§ **Supplied data**
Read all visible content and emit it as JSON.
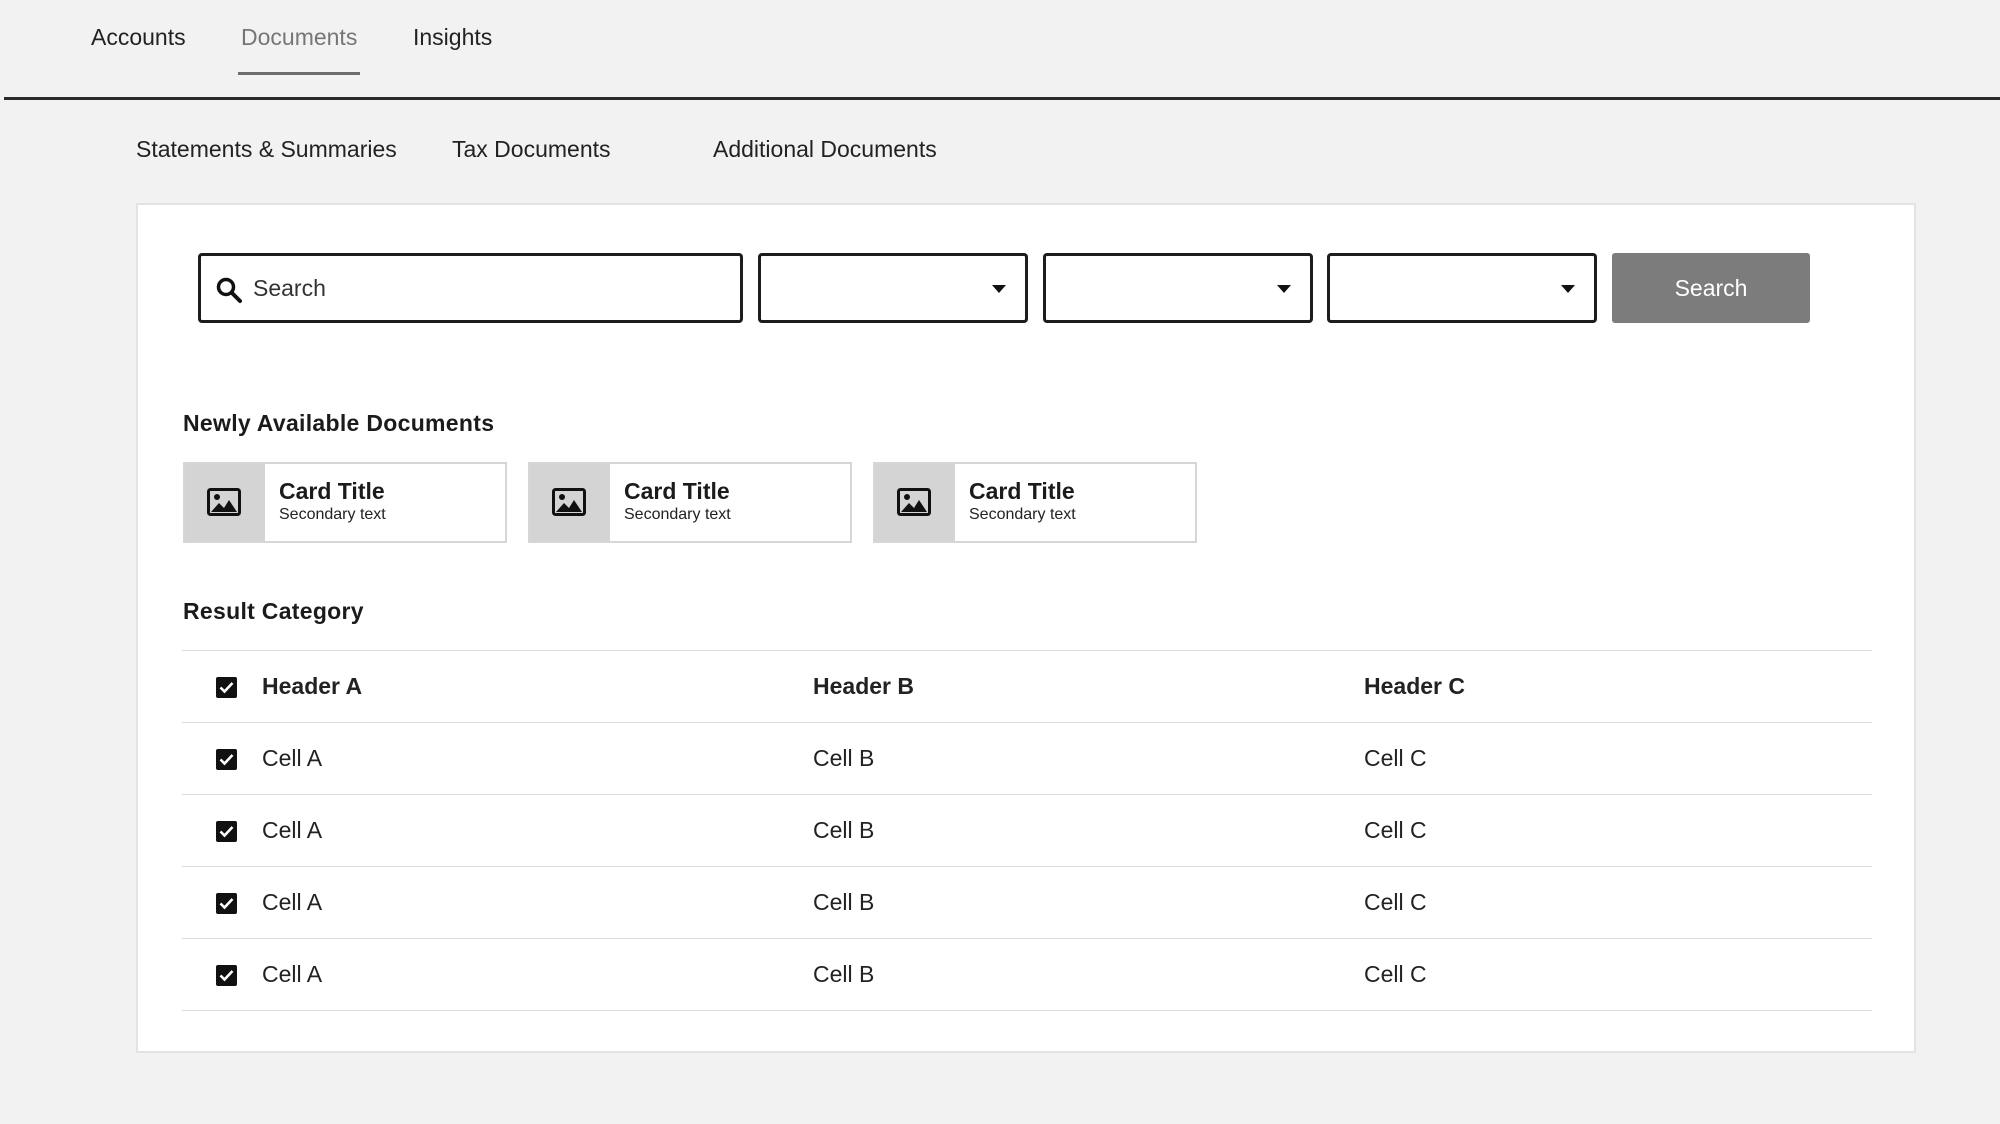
{
  "top_nav": {
    "tabs": [
      {
        "label": "Accounts"
      },
      {
        "label": "Documents"
      },
      {
        "label": "Insights"
      }
    ],
    "active_tab": "Documents"
  },
  "sub_nav": {
    "tabs": [
      {
        "label": "Statements & Summaries"
      },
      {
        "label": "Tax Documents"
      },
      {
        "label": "Additional Documents"
      }
    ]
  },
  "filters": {
    "search_placeholder": "Search",
    "search_icon": "search-icon",
    "selects": [
      {
        "value": ""
      },
      {
        "value": ""
      },
      {
        "value": ""
      }
    ],
    "search_button_label": "Search"
  },
  "new_docs": {
    "heading": "Newly Available Documents",
    "cards": [
      {
        "title": "Card Title",
        "secondary": "Secondary text",
        "icon": "image-icon"
      },
      {
        "title": "Card Title",
        "secondary": "Secondary text",
        "icon": "image-icon"
      },
      {
        "title": "Card Title",
        "secondary": "Secondary text",
        "icon": "image-icon"
      }
    ]
  },
  "results": {
    "heading": "Result Category",
    "headers": [
      "Header A",
      "Header B",
      "Header C"
    ],
    "header_checked": true,
    "rows": [
      {
        "checked": true,
        "cells": [
          "Cell A",
          "Cell B",
          "Cell C"
        ]
      },
      {
        "checked": true,
        "cells": [
          "Cell A",
          "Cell B",
          "Cell C"
        ]
      },
      {
        "checked": true,
        "cells": [
          "Cell A",
          "Cell B",
          "Cell C"
        ]
      },
      {
        "checked": true,
        "cells": [
          "Cell A",
          "Cell B",
          "Cell C"
        ]
      }
    ]
  },
  "colors": {
    "accent_button": "#7c7c7c",
    "background": "#f3f2f2",
    "panel": "#ffffff",
    "border": "#1d1d1d"
  }
}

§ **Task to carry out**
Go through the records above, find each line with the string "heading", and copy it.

§ **Exercise solution**
    "heading": "Newly Available Documents",
    "heading": "Result Category",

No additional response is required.